This past fall, 1,400 people were arrested during DUI crackdowns across the state. Driving under the influence may seem harmless because it’s just so common and it’s only a minor misdemeanor. But the truth is, impaired driving is one of the top three causes of fatalities and injuries in all traffic cases.
The authorities take these things very seriously — and they should, considering that the results of an unsober mistake can be drastic. However, there are still rules that govern DUIs. Not to mention that people who are under investigation for driving under the influence still have rights.
Here’s what usually goes on during an encounter with the authorities and how your rights might be impacted.
- The police will ask for a driver’s license.
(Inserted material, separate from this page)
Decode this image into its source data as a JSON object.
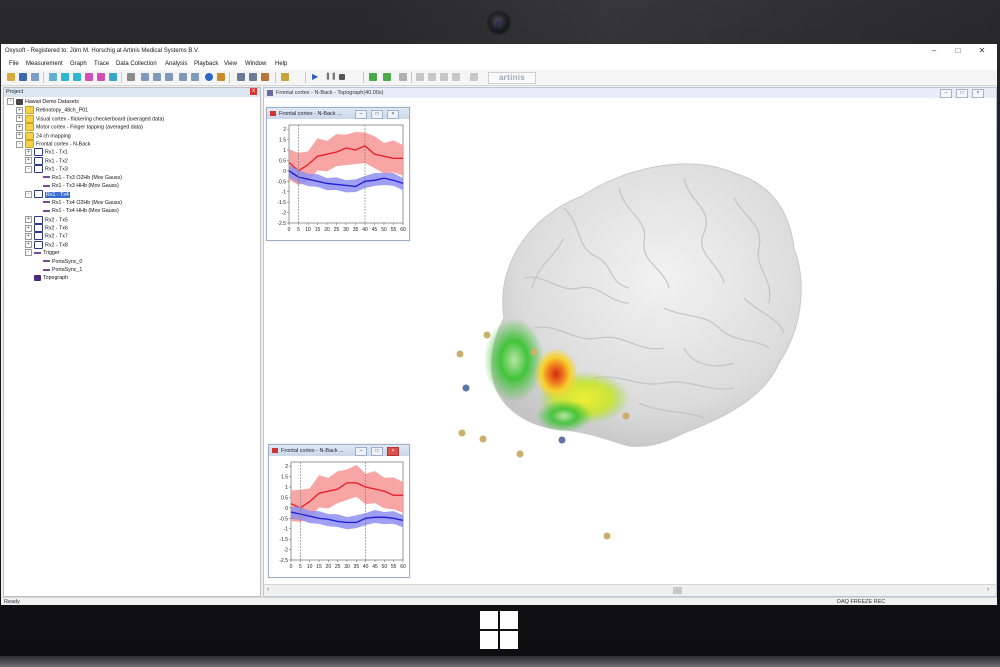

After a police officer asks a vehicle driver to pull over, they will walk over to the vehicle and ask for a driver’s license. And during this time, they will be watching for indications of alcohol or drug consumption. Some things they will keep an eye out for are:
- Red, watery bloodshot eyes
- Slurred speech
- Smell of alcohol
- Bottles of alcohol or packs of drugs
- And other indicia
All these come into play to help a police officer determine if a person is fit to drive or is driving under the influence.
- The police will ask the driver to exit the vehicle.
If the police officer is not convinced of the driver’s sobriety and capability to drive, he or she will be asked to get out of the car. And this is a mandatory act that the driver has to comply with. Worth noting is that at this moment, a driver does not have the right to remain in their vehicle or call their attorney.
The police officer will then ask the driver to walk back to their vehicle. And while this happens, the officer is watching if they’re stepping off the road, slurring their speech, or losing their balance.
- The police will ask questions.
After getting back to the vehicle, the police will take some time to ask a few questions like where the driver is coming from, if they’ve had anything to drink, if they used any drugs, etc. These types of investigations do not require the Miranda warnings where the officer notifies a person of his or her right to remain silent, right to call an attorney, etc. It does not apply in these situations.
What you shouldn’t do
- Voluntarily do a roadside maneuver
Many drivers who are being investigated on the spot for driving under the influence make the mistake of doing a voluntary roadside maneuver. But this is one thing that shouldn’t be done in these situations because it’s not going to help the driver at all. Even if they ace it, it doesn’t prove anything nor will it immediately free them from arrest.
The thing is, even a person who isn’t under the influence of drugs or alcohol will have a difficult time doing a roadside maneuver. It’s hard and anyone can easily fall over, especially when under pressure. Doing this while under investigation can only further hurt a DUI case.
- Take the portable breath test
A portable breath test is a small device that can determine the sobriety of a person who blows into it. Some police officers may ask drivers to take this. But these tests are very inaccurate, which is why they cannot be used as evidence in court. So it’s advisable that drivers don’t take them at all.
By driving on the road in Colorado, drivers give the express consent to give a sample of their blood or breath if an officer believes that they have driven under the influence of drugs or alcohol. And when asked by a police officer to do either of the two, a driver doesn’t have the right to contact an attorney first or demand that he be informed of his Miranda rights.
It’s advised that a driver just choose either test. Should they refuse to, the police officer will take their driver’s license and they will have to go through the DMV to get another one.
Also, not taking a test would hurt a person’s DUI case. The opposing attorney can easily say that he or she would have taken the test if they weren’t driving under the influence. So refusal will make the process much longer and result in the suspension of the driver’s license.